## Recorded data
━━━━━━━━━━━━━━━━━━━━
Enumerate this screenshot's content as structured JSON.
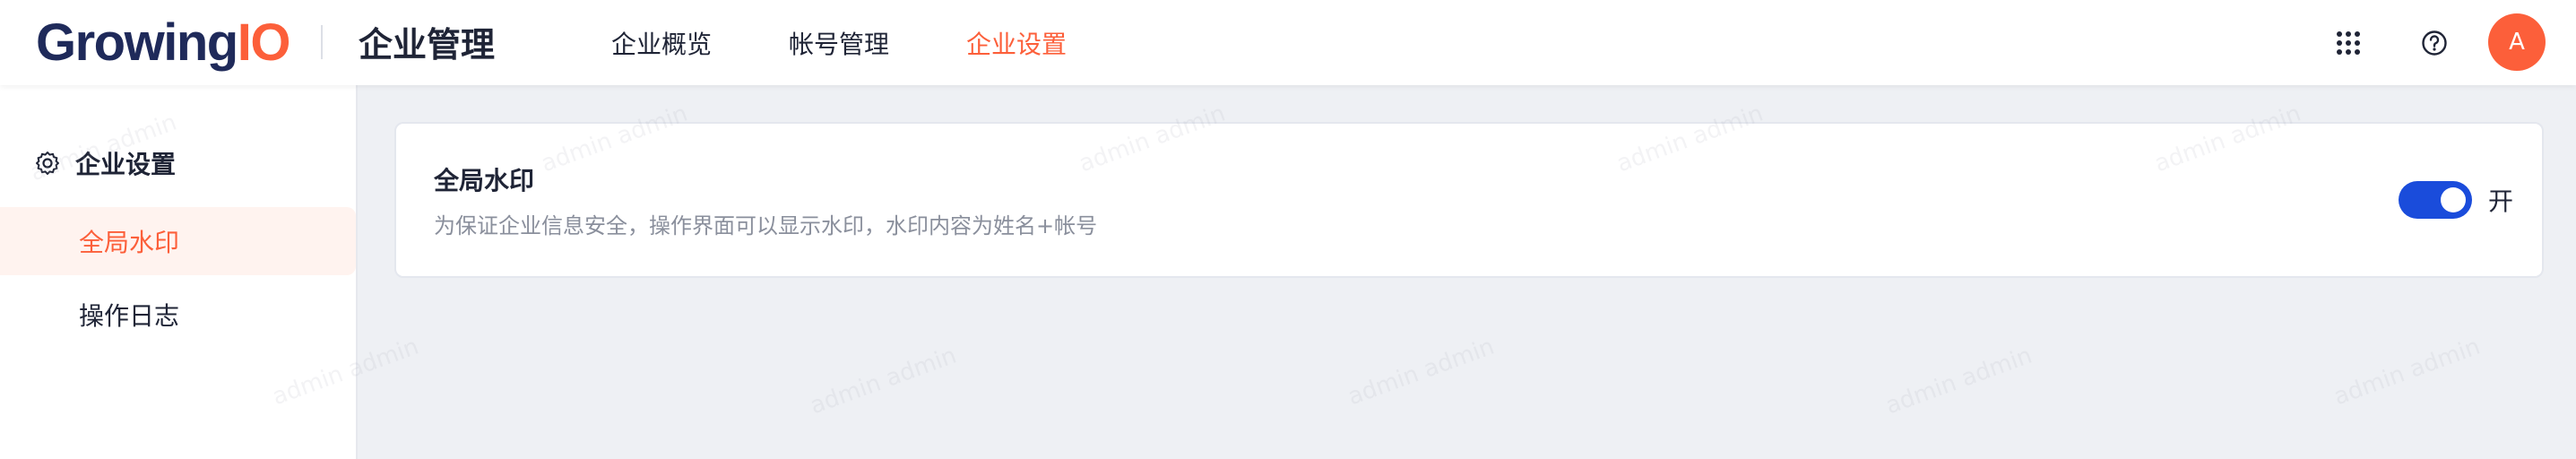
{
  "header": {
    "logo_prefix": "Growing",
    "logo_suffix": "IO",
    "product_title": "企业管理",
    "nav": [
      {
        "label": "企业概览",
        "active": false
      },
      {
        "label": "帐号管理",
        "active": false
      },
      {
        "label": "企业设置",
        "active": true
      }
    ],
    "icons": [
      "apps-grid-icon",
      "help-circle-icon"
    ],
    "avatar_initial": "A"
  },
  "sidebar": {
    "group_label": "企业设置",
    "group_icon": "gear-icon",
    "items": [
      {
        "label": "全局水印",
        "active": true
      },
      {
        "label": "操作日志",
        "active": false
      }
    ]
  },
  "main": {
    "card": {
      "title": "全局水印",
      "description": "为保证企业信息安全，操作界面可以显示水印，水印内容为姓名+帐号",
      "toggle_on": true,
      "toggle_label": "开"
    }
  },
  "watermark": {
    "text": "admin admin"
  },
  "colors": {
    "accent": "#fc5f3a",
    "brand_navy": "#1f2a5a",
    "toggle_on": "#1a4cdb",
    "background": "#eef0f4",
    "text_primary": "#1f2436",
    "text_secondary": "#8a8f9c"
  }
}
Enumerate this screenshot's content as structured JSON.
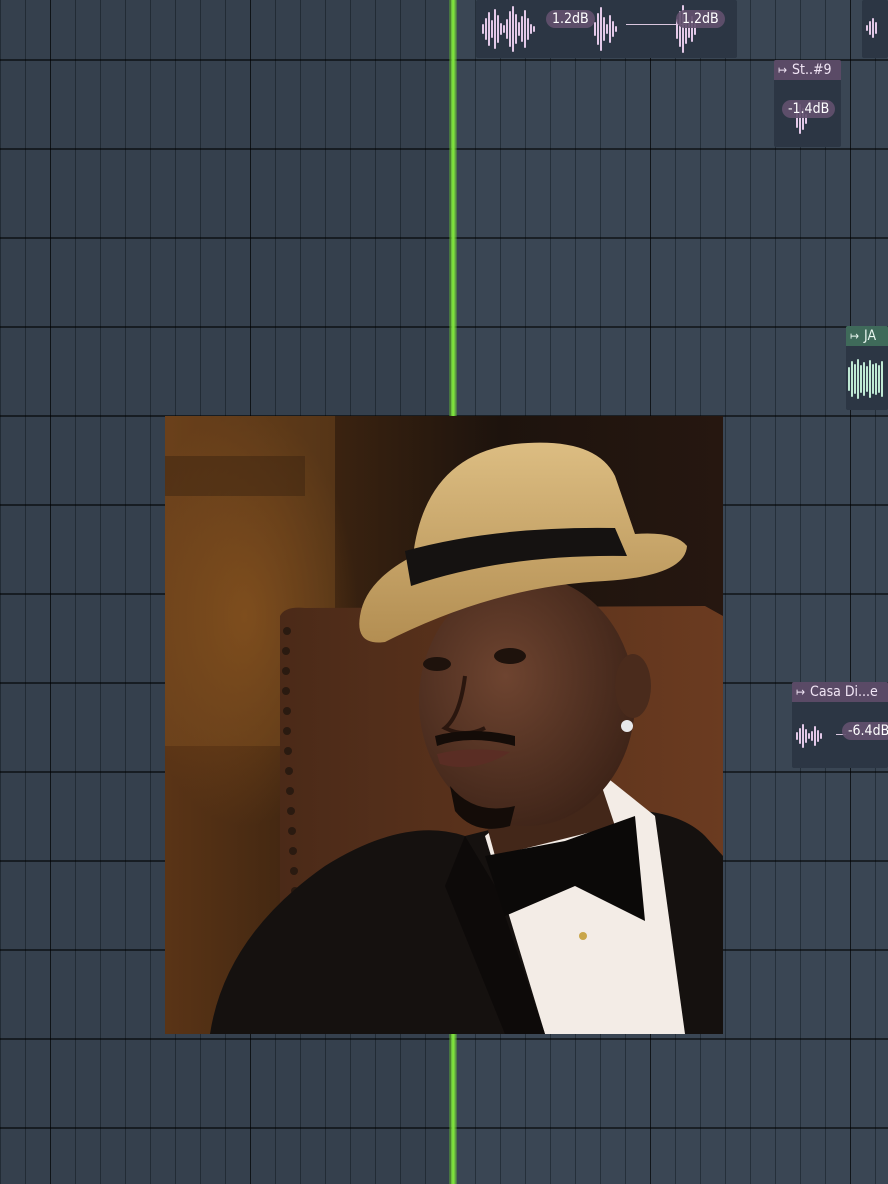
{
  "playlist": {
    "clips": [
      {
        "id": "clip-top-a",
        "volume_1": "1.2dB",
        "volume_2": "1.2dB"
      },
      {
        "id": "clip-st9",
        "label": "St..#9",
        "volume": "-1.4dB"
      },
      {
        "id": "clip-ja",
        "label": "JA"
      },
      {
        "id": "clip-casa",
        "label": "Casa Di...e",
        "volume": "-6.4dB"
      }
    ]
  },
  "icons": {
    "clip_arrow": "clip-arrow-icon"
  },
  "colors": {
    "grid_bg": "#3a4654",
    "playhead": "#7ee23c",
    "clip_purple": "#5a4a66",
    "clip_green": "#3f6a5a"
  }
}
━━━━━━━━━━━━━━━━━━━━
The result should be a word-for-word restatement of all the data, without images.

Enumerate this screenshot's content as structured JSON.
{
  "header": {
    "logo_prefix": "Growing",
    "logo_suffix": "IO",
    "product_title": "企业管理",
    "nav": [
      {
        "label": "企业概览",
        "active": false
      },
      {
        "label": "帐号管理",
        "active": false
      },
      {
        "label": "企业设置",
        "active": true
      }
    ],
    "icons": [
      "apps-grid-icon",
      "help-circle-icon"
    ],
    "avatar_initial": "A"
  },
  "sidebar": {
    "group_label": "企业设置",
    "group_icon": "gear-icon",
    "items": [
      {
        "label": "全局水印",
        "active": true
      },
      {
        "label": "操作日志",
        "active": false
      }
    ]
  },
  "main": {
    "card": {
      "title": "全局水印",
      "description": "为保证企业信息安全，操作界面可以显示水印，水印内容为姓名+帐号",
      "toggle_on": true,
      "toggle_label": "开"
    }
  },
  "watermark": {
    "text": "admin admin"
  },
  "colors": {
    "accent": "#fc5f3a",
    "brand_navy": "#1f2a5a",
    "toggle_on": "#1a4cdb",
    "background": "#eef0f4",
    "text_primary": "#1f2436",
    "text_secondary": "#8a8f9c"
  }
}
Enumerate this screenshot's content as structured JSON.
{
  "playlist": {
    "clips": [
      {
        "id": "clip-top-a",
        "volume_1": "1.2dB",
        "volume_2": "1.2dB"
      },
      {
        "id": "clip-st9",
        "label": "St..#9",
        "volume": "-1.4dB"
      },
      {
        "id": "clip-ja",
        "label": "JA"
      },
      {
        "id": "clip-casa",
        "label": "Casa Di...e",
        "volume": "-6.4dB"
      }
    ]
  },
  "icons": {
    "clip_arrow": "clip-arrow-icon"
  },
  "colors": {
    "grid_bg": "#3a4654",
    "playhead": "#7ee23c",
    "clip_purple": "#5a4a66",
    "clip_green": "#3f6a5a"
  }
}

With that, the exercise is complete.